What are your future plans for Digital Green?
We want to expand in India and reach out to many farmers. We have built a technology platform with IVR so that farmers will be able to interact with others and ask questions to the experts and want to scale up this platform. You can access the current IVR platform by calling 1800 103 9111. We also have plans to take this technology to Africa.
What technology do you use for your videos and online platform?
We use standard SD-memory card-based video cameras for capturing the
videos (Canon FS200: http://www.amazon.com/Canon-Memory-Camcorder-Advanced-Silver/dp/B001OI2VXG) and we've been migrating to a lower-cost Kodak video camera (http://www.amazon.com/gp/product/B002HOPUPC). For screening the videos, we use battery-operated pico projectors. The pico projectors that we use are currently not available on the market, but they cost ~US$ 150. The pico projectors have a 2 hour battery, 1 GB of hard disk memory, and have a micro SD card slot for storing videos. They also have an in-built speaker, but we connect them to battery-operated external speakers for better audio quality/volume.
When it comes to software we use COCO.COCO is a highly sophisticated data input system that forms the base of Digital Green's software stack. The creation of this system was inspired by persistent and at times debilitating issues at the field level, specifically technical issues in gathering and storing information. To alleviate these problems, Digital Green's software team conceived of a highly flexible and robust alternative that sought to make information gathering and input at Digital Green less error prone, fast, and resilient to persistent data connectivity issues in remote locations.
Most applicable to NGOs with a sizeable field operation, COCO's singular unique selling proposition is the ability to take the application offline in low and limited bandwidth locations, with uninterrupted usage in the browser.

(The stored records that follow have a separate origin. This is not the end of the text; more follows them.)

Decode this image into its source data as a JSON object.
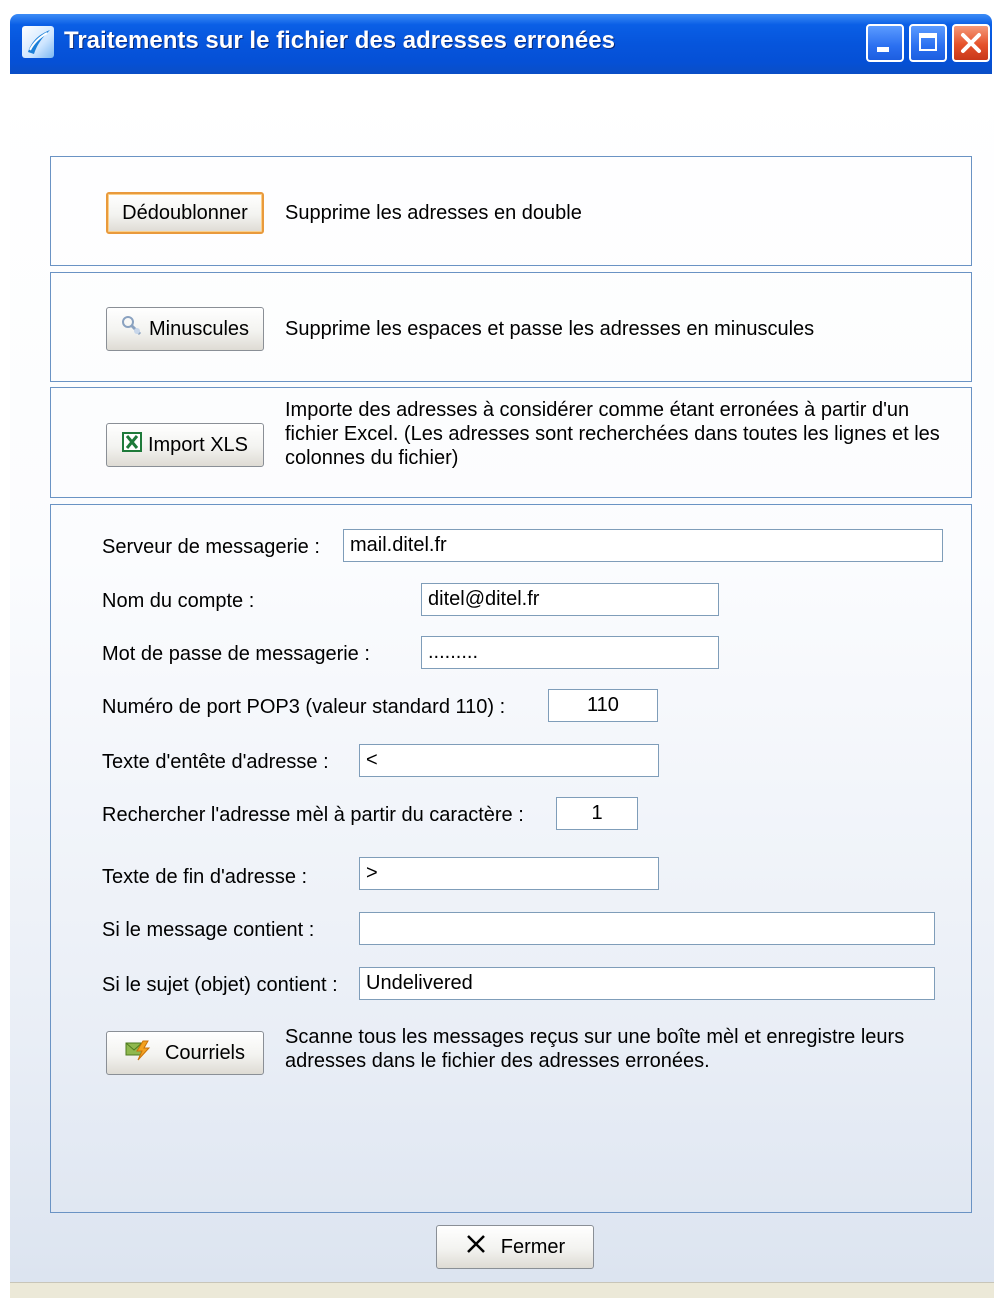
{
  "window": {
    "title": "Traitements sur le fichier des adresses erronées"
  },
  "actions": {
    "dedup": {
      "label": "Dédoublonner",
      "description": "Supprime les adresses en double"
    },
    "lowercase": {
      "label": "Minuscules",
      "description": "Supprime les espaces et passe les adresses en minuscules"
    },
    "import_xls": {
      "label": "Import XLS",
      "description": "Importe des adresses à considérer comme étant erronées à partir d'un fichier Excel. (Les adresses sont recherchées dans toutes les lignes et les colonnes du fichier)"
    }
  },
  "mail_settings": {
    "server": {
      "label": "Serveur de messagerie :",
      "value": "mail.ditel.fr"
    },
    "account": {
      "label": "Nom du compte :",
      "value": "ditel@ditel.fr"
    },
    "password": {
      "label": "Mot de passe de messagerie :",
      "value": "........."
    },
    "port": {
      "label": "Numéro de port POP3 (valeur standard 110) :",
      "value": "110"
    },
    "header_text": {
      "label": "Texte d'entête d'adresse :",
      "value": "<"
    },
    "start_char": {
      "label": "Rechercher l'adresse mèl à partir du caractère :",
      "value": "1"
    },
    "end_text": {
      "label": "Texte de fin d'adresse :",
      "value": ">"
    },
    "message_contains": {
      "label": "Si le message contient :",
      "value": ""
    },
    "subject_contains": {
      "label": "Si le sujet (objet) contient :",
      "value": "Undelivered"
    }
  },
  "emails": {
    "label": "Courriels",
    "description": "Scanne tous les messages reçus sur une boîte mèl et enregistre leurs adresses dans le fichier des adresses erronées."
  },
  "footer": {
    "close_label": "Fermer"
  },
  "colors": {
    "titlebar": "#0655dc",
    "group_border": "#6a93c4",
    "focus": "#e99a3c"
  }
}
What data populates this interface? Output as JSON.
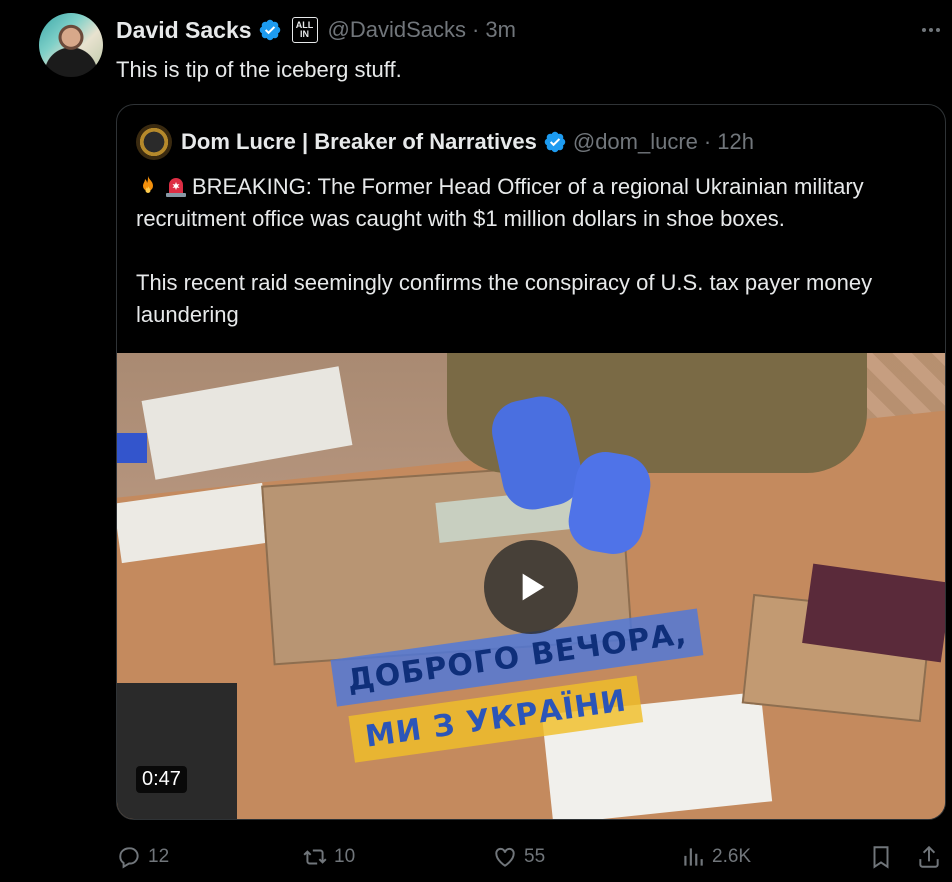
{
  "tweet": {
    "author_name": "David Sacks",
    "badge_text_line1": "ALL",
    "badge_text_line2": "IN",
    "handle": "@DavidSacks",
    "separator": "·",
    "time": "3m",
    "text": "This is tip of the iceberg stuff."
  },
  "quoted": {
    "author_name": "Dom Lucre | Breaker of Narratives",
    "handle": "@dom_lucre",
    "separator": "·",
    "time": "12h",
    "emojis": [
      "fire-emoji",
      "siren-emoji"
    ],
    "line1": "BREAKING: The Former Head Officer of a regional Ukrainian military",
    "line2": "recruitment office was caught with $1 million dollars in shoe boxes.",
    "line3": "This recent raid seemingly confirms the conspiracy of U.S. tax payer money",
    "line4": "laundering",
    "video": {
      "duration": "0:47",
      "banner_line1": "ДОБРОГО ВЕЧОРА,",
      "banner_line2": "МИ З УКРАЇНИ"
    }
  },
  "actions": {
    "replies": "12",
    "reposts": "10",
    "likes": "55",
    "views": "2.6K"
  },
  "colors": {
    "background": "#000000",
    "text": "#e7e9ea",
    "muted": "#71767b",
    "verified": "#1d9bf0",
    "border": "#2f3336"
  }
}
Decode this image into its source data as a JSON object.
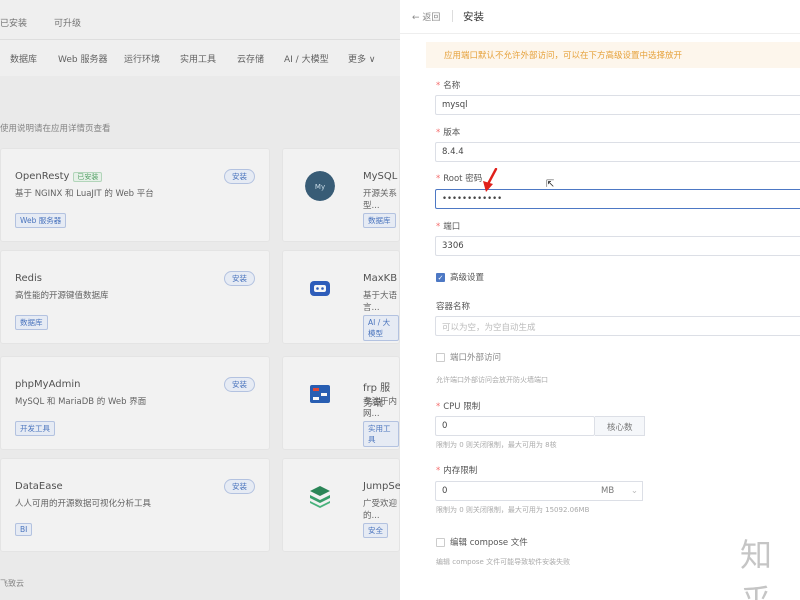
{
  "background": {
    "topbar": [
      "已安装",
      "可升级"
    ],
    "categories": [
      "数据库",
      "Web 服务器",
      "运行环境",
      "实用工具",
      "云存储",
      "AI / 大模型",
      "更多 ∨"
    ],
    "hint": "使用说明请在应用详情页查看",
    "footer": "飞致云",
    "cards": [
      {
        "name": "OpenResty",
        "badge": "已安装",
        "desc": "基于 NGINX 和 LuaJIT 的 Web 平台",
        "tag": "Web 服务器",
        "install": "安装"
      },
      {
        "name": "MySQL",
        "desc": "开源关系型...",
        "tag": "数据库",
        "logo_text": "MySQL"
      },
      {
        "name": "Redis",
        "desc": "高性能的开源键值数据库",
        "tag": "数据库",
        "install": "安装"
      },
      {
        "name": "MaxKB",
        "desc": "基于大语言...",
        "tag": "AI / 大模型"
      },
      {
        "name": "phpMyAdmin",
        "desc": "MySQL 和 MariaDB 的 Web 界面",
        "tag": "开发工具",
        "install": "安装"
      },
      {
        "name": "frp 服务端",
        "desc": "专注于内网...",
        "tag": "实用工具"
      },
      {
        "name": "DataEase",
        "desc": "人人可用的开源数据可视化分析工具",
        "tag": "BI",
        "install": "安装"
      },
      {
        "name": "JumpServer",
        "desc": "广受欢迎的...",
        "tag": "安全"
      }
    ]
  },
  "drawer": {
    "back": "返回",
    "title": "安装",
    "alert": "应用端口默认不允许外部访问，可以在下方高级设置中选择放开",
    "fields": {
      "name_label": "名称",
      "name_value": "mysql",
      "version_label": "版本",
      "version_value": "8.4.4",
      "root_label": "Root 密码",
      "root_value": "••••••••••••",
      "port_label": "端口",
      "port_value": "3306",
      "advanced_label": "高级设置",
      "container_label": "容器名称",
      "container_placeholder": "可以为空，为空自动生成",
      "external_label": "端口外部访问",
      "external_help": "允许端口外部访问会放开防火墙端口",
      "cpu_label": "CPU 限制",
      "cpu_value": "0",
      "cpu_unit": "核心数",
      "cpu_help": "限制为 0 则关闭限制，最大可用为 8核",
      "mem_label": "内存限制",
      "mem_value": "0",
      "mem_unit": "MB",
      "mem_help": "限制为 0 则关闭限制，最大可用为 15092.06MB",
      "compose_label": "编辑 compose 文件",
      "compose_help": "编辑 compose 文件可能导致软件安装失败"
    }
  },
  "watermark": "知乎",
  "colors": {
    "primary": "#4d78c4",
    "warning_bg": "#fdf6ec",
    "warning_text": "#e6a23c",
    "annotation": "#e0201b"
  }
}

COCO is designed to support up to 100,000 users located anywhere in the world and only requires internet connectivity whenever a user is ready to synchronize their data with our global repository. Built as a robust standalone application in the Internet browser, COCO requires no additional software installation or maintenance. The system is designed in an open-source, customizable framework that can be deployed without the need of IT/engineering staff.
Analytics System : Analytics System forms the second layer on Digital Green software stack. Built on the COCO foundation, the Analytics System provides day-to-day business intelligence on field operations, performance targets, and basic ROI (return on investment) metrics relevant to the organization. The system is freely available and accessible online -- by clicking on the Analytics dropdown in the menu bar -- without the need of onerous technical infrastructure and expensive commerical licenses. We welcome NGOs willing to reuse and repurpose this system as per their requirements.
YourStory thanks Rikin for sharing his thoughts with us .To learn more about Digital Green and view the videos and data click here.